**EXERCISE**
Check every line of the data below for the word "circle". Copy the ones that have it.
── MATERIALS PROVIDED ──
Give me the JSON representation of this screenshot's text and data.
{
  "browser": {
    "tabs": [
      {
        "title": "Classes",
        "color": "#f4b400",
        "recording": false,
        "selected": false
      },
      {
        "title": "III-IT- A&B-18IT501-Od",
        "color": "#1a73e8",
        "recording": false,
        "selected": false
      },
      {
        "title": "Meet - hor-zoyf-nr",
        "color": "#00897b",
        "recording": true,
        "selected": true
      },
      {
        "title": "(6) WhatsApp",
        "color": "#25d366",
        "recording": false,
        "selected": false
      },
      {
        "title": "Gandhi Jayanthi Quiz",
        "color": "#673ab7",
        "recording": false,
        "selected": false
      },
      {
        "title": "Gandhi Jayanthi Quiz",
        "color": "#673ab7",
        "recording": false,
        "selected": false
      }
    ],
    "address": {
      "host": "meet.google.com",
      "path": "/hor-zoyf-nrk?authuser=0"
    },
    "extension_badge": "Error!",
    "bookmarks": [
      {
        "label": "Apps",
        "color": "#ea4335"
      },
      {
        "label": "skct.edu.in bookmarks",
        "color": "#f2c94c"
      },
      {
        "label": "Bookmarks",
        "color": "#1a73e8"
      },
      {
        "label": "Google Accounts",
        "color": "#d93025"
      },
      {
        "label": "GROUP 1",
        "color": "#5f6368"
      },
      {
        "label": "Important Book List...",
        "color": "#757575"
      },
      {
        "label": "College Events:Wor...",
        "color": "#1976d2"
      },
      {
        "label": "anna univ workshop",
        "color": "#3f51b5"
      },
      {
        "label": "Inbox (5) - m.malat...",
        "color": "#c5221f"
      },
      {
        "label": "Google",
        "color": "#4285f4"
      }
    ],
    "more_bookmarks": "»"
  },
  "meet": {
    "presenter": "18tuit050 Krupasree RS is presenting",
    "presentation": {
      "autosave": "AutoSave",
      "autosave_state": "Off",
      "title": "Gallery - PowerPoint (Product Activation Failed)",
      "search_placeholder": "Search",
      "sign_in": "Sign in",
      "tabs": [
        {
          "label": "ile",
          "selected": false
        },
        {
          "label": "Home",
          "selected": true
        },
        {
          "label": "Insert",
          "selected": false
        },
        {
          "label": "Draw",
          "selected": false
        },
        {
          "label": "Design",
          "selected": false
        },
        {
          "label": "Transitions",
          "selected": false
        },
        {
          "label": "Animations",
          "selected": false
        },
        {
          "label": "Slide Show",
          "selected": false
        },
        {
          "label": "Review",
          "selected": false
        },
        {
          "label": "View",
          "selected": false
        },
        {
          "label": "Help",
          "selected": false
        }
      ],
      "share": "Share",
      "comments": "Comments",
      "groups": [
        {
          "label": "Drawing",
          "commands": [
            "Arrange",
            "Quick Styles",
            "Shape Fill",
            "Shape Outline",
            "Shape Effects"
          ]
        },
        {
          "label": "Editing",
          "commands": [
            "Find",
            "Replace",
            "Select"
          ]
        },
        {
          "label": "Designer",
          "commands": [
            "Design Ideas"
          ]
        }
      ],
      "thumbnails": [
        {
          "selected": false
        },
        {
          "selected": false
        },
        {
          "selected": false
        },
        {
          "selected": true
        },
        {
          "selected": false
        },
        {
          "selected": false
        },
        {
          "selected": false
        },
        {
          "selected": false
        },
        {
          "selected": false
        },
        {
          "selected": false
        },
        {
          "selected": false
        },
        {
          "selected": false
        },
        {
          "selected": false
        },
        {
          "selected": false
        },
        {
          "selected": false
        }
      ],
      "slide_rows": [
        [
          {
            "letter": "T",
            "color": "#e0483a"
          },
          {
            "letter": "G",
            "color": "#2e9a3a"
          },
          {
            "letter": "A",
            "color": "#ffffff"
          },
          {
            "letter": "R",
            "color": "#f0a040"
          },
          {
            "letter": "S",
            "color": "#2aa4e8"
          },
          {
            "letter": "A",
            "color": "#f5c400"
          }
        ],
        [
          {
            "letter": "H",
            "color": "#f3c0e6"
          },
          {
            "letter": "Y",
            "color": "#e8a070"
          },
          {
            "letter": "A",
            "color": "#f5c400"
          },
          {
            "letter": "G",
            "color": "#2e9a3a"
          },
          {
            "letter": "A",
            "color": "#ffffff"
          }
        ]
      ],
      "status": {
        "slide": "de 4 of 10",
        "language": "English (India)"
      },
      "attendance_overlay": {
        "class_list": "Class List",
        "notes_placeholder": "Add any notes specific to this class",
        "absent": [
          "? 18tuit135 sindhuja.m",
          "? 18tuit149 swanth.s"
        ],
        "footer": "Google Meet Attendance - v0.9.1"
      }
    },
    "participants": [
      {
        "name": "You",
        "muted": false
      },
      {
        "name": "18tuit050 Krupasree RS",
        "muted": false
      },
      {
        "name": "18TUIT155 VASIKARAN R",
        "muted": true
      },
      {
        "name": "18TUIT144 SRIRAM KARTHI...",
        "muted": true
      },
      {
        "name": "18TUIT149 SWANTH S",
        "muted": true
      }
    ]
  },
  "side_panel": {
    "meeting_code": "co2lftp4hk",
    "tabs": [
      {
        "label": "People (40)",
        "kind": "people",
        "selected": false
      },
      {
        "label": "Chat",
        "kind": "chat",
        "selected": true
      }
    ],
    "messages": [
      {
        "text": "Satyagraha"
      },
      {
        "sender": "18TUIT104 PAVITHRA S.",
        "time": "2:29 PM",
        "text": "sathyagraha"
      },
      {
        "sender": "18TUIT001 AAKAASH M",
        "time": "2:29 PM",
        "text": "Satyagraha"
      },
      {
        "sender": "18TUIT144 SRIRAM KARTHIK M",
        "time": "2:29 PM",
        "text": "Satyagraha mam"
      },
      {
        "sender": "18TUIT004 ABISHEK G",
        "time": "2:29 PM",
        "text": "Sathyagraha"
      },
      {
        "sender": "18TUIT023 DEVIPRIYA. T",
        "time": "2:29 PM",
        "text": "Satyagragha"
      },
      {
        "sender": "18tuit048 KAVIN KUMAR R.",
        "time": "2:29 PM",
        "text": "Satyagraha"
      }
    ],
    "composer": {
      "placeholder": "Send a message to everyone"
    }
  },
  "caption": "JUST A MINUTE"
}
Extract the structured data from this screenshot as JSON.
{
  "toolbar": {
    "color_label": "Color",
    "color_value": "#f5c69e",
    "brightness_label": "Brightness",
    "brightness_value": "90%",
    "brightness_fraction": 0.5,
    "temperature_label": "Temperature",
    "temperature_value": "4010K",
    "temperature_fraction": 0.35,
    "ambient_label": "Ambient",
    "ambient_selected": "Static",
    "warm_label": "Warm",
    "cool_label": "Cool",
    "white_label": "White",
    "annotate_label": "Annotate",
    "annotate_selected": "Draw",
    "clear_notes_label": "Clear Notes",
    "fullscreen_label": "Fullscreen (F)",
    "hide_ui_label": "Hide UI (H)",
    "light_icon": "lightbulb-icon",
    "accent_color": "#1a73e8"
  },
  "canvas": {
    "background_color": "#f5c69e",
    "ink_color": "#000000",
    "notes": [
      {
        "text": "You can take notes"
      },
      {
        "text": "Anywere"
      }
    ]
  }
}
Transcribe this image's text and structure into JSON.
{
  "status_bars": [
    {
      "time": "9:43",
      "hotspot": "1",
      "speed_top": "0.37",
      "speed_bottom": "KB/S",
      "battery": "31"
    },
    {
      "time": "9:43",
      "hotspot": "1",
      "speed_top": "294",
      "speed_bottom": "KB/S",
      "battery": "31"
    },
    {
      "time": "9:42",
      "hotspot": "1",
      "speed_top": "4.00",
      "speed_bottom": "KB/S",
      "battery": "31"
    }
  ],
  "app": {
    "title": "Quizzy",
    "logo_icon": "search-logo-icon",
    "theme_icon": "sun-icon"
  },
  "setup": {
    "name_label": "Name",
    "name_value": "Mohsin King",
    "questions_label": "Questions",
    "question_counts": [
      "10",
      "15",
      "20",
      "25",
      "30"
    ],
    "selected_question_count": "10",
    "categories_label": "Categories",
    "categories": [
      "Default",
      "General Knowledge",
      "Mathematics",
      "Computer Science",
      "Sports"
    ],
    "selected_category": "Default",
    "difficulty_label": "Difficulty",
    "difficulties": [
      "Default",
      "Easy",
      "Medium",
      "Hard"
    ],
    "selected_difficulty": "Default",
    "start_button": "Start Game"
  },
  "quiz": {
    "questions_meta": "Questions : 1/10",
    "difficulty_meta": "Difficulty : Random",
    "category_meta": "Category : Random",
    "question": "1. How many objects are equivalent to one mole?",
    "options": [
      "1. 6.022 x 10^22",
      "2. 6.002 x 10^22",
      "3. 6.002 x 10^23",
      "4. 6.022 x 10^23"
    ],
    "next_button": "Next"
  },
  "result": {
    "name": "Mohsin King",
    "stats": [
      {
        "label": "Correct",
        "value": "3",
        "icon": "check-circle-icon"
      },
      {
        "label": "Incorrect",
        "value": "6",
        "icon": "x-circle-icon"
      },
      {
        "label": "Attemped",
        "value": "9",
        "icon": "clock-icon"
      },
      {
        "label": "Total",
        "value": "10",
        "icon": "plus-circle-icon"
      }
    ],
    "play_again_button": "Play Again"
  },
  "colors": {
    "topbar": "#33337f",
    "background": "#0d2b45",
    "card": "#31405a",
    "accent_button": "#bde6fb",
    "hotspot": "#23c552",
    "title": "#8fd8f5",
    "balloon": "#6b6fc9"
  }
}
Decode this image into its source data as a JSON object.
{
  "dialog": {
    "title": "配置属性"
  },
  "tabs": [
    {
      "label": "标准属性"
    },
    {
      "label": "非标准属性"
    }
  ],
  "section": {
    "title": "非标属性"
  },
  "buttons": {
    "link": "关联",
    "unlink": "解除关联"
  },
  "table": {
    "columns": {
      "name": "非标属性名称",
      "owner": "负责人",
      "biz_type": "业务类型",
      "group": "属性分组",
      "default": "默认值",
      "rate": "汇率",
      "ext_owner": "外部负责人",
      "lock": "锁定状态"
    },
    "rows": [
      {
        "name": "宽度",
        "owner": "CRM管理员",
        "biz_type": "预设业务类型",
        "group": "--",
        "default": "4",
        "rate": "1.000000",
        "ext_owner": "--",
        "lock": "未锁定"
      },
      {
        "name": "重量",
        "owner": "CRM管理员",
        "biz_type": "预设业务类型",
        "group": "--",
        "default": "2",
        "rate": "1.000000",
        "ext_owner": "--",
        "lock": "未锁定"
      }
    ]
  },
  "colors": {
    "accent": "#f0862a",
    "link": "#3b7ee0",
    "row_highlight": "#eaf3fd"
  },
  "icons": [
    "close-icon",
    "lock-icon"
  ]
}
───
**FINAL ANSWER**
        "icon": "check-circle-icon"
        "icon": "x-circle-icon"
        "icon": "plus-circle-icon"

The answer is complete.